Observed changes at Rensselaer

Dear Poly Editor:

200 students occupied the Pittsburgh Building—the administration building at the time. It was spring 1969, and we were protesting something about President Folsom’s position on the library.  I was ensconced in a quiet corner on the first floor when Assistant Dean Carl Westerdahl entered the building to check on things.  He came over to me and asked how I was feeling (not great). He felt my forehead and said, “You have a fever. You need to go to the infirmary.” I replied, with a smile, that he was not going to succeed in clearing out 200 students by convincing them that they all needed medical attention. He implored me to get myself checked out, but I resisted. Then he said, “If you go to the infirmary and are okay, I promise to let you come back into the building and resume your spot on the floor.” I was impressed with his genuine concern and sincerity (considering that he had a major headache of his own to deal with), and I marched over to the infirmary.  My temperature was over 102 degrees, and I was diagnosed with strep throat eventually—but that is another story.  So, I could not go back to the protest and I never had the chance to test his promise, but have always believed that he would have honored it. Soon after that, Westerdahl contacted me and asked if I would be willing to serve on the Student Judicial Board.
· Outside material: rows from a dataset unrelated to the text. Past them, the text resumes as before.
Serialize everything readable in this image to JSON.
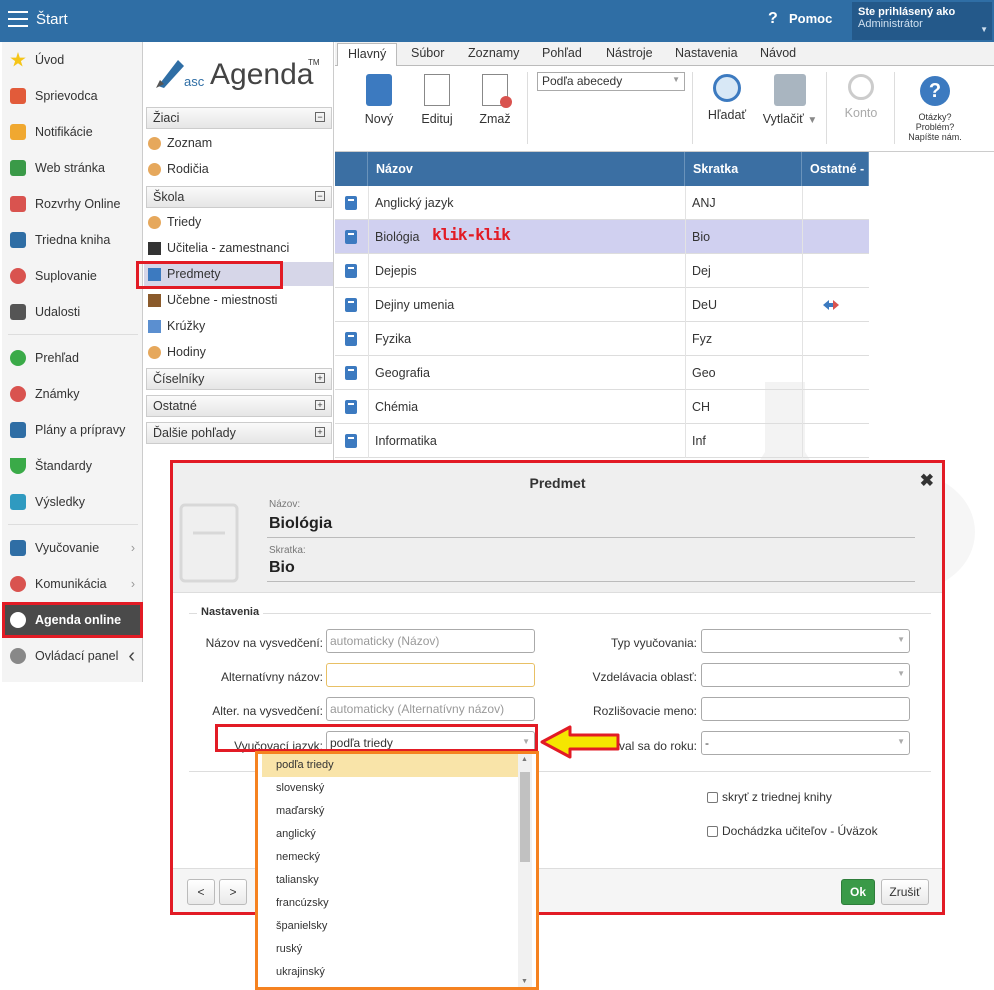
{
  "topbar": {
    "title": "Štart",
    "help": "?",
    "help_label": "Pomoc",
    "user_line1": "Ste prihlásený ako",
    "user_line2": "Administrátor"
  },
  "leftnav": {
    "items": [
      "Úvod",
      "Sprievodca",
      "Notifikácie",
      "Web stránka",
      "Rozvrhy Online",
      "Triedna kniha",
      "Suplovanie",
      "Udalosti",
      "Prehľad",
      "Známky",
      "Plány a prípravy",
      "Štandardy",
      "Výsledky",
      "Vyučovanie",
      "Komunikácia",
      "Agenda online",
      "Ovládací panel"
    ]
  },
  "tree": {
    "logo_prefix": "asc",
    "logo_name": "Agenda",
    "logo_tm": "TM",
    "sections": [
      "Žiaci",
      "Škola",
      "Číselníky",
      "Ostatné",
      "Ďalšie pohľady"
    ],
    "ziaci_items": [
      "Zoznam",
      "Rodičia"
    ],
    "skola_items": [
      "Triedy",
      "Učitelia - zamestnanci",
      "Predmety",
      "Učebne - miestnosti",
      "Krúžky",
      "Hodiny"
    ]
  },
  "tabs": [
    "Hlavný",
    "Súbor",
    "Zoznamy",
    "Pohľad",
    "Nástroje",
    "Nastavenia",
    "Návod"
  ],
  "ribbon": {
    "novy": "Nový",
    "edituj": "Edituj",
    "zmaz": "Zmaž",
    "sort": "Podľa abecedy",
    "hladat": "Hľadať",
    "vytlacit": "Vytlačiť",
    "konto": "Konto",
    "otazky": "Otázky? Problém? Napíšte nám."
  },
  "grid": {
    "headers": [
      "Názov",
      "Skratka",
      "Ostatné - I"
    ],
    "rows": [
      {
        "name": "Anglický jazyk",
        "abbr": "ANJ"
      },
      {
        "name": "Biológia",
        "abbr": "Bio"
      },
      {
        "name": "Dejepis",
        "abbr": "Dej"
      },
      {
        "name": "Dejiny umenia",
        "abbr": "DeU"
      },
      {
        "name": "Fyzika",
        "abbr": "Fyz"
      },
      {
        "name": "Geografia",
        "abbr": "Geo"
      },
      {
        "name": "Chémia",
        "abbr": "CH"
      },
      {
        "name": "Informatika",
        "abbr": "Inf"
      }
    ],
    "annotation": "klik-klik"
  },
  "dialog": {
    "title": "Predmet",
    "nazov_label": "Názov:",
    "nazov_value": "Biológia",
    "skratka_label": "Skratka:",
    "skratka_value": "Bio",
    "section": "Nastavenia",
    "fields": {
      "nazov_vysv": "Názov na vysvedčení:",
      "nazov_vysv_ph": "automaticky (Názov)",
      "alt_nazov": "Alternatívny názov:",
      "alter_vysv": "Alter. na vysvedčení:",
      "alter_vysv_ph": "automaticky (Alternatívny názov)",
      "jazyk": "Vyučovací jazyk:",
      "jazyk_value": "podľa triedy",
      "typ": "Typ vyučovania:",
      "oblast": "Vzdelávacia oblasť:",
      "rozlis": "Rozlišovacie meno:",
      "dorok": "val sa do roku:",
      "dorok_value": "-"
    },
    "checks": [
      "skryť z triednej knihy",
      "Dochádzka učiteľov - Úväzok"
    ],
    "prev": "<",
    "next": ">",
    "ok": "Ok",
    "cancel": "Zrušiť"
  },
  "dropdown": {
    "options": [
      "podľa triedy",
      "slovenský",
      "maďarský",
      "anglický",
      "nemecký",
      "taliansky",
      "francúzsky",
      "španielsky",
      "ruský",
      "ukrajinský"
    ]
  },
  "colors": {
    "header_blue": "#2f6ea5",
    "highlight_red": "#e21b25",
    "arrow_yellow": "#f5e600",
    "ok_green": "#3a9a48"
  }
}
From what I have read lately of the current administration’s treatment of students involved in the recent student union protest, the relationship is not what it was.

Michael R. Poulin, Esq. ‘73